The answer should consist of each line from the data below that includes "icon".
^^^^
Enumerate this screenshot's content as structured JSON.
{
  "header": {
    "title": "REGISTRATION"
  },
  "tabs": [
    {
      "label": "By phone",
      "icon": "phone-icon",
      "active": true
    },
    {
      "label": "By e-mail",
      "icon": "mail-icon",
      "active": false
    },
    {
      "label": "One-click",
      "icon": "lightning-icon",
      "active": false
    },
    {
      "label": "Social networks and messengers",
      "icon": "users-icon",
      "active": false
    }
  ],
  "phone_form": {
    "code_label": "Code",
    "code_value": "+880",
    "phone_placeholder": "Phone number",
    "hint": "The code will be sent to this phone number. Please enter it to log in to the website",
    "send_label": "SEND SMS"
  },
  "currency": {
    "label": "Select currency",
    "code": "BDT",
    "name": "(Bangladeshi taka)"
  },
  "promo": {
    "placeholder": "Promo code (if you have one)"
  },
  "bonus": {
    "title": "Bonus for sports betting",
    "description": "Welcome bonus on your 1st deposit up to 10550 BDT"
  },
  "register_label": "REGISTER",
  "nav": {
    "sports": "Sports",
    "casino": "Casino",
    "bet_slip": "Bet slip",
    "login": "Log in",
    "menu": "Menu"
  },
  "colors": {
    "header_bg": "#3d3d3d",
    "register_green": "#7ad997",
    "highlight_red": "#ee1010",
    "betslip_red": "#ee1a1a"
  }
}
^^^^
→ Written response:
      "icon": "phone-icon",
      "icon": "mail-icon",
      "icon": "lightning-icon",
      "icon": "users-icon",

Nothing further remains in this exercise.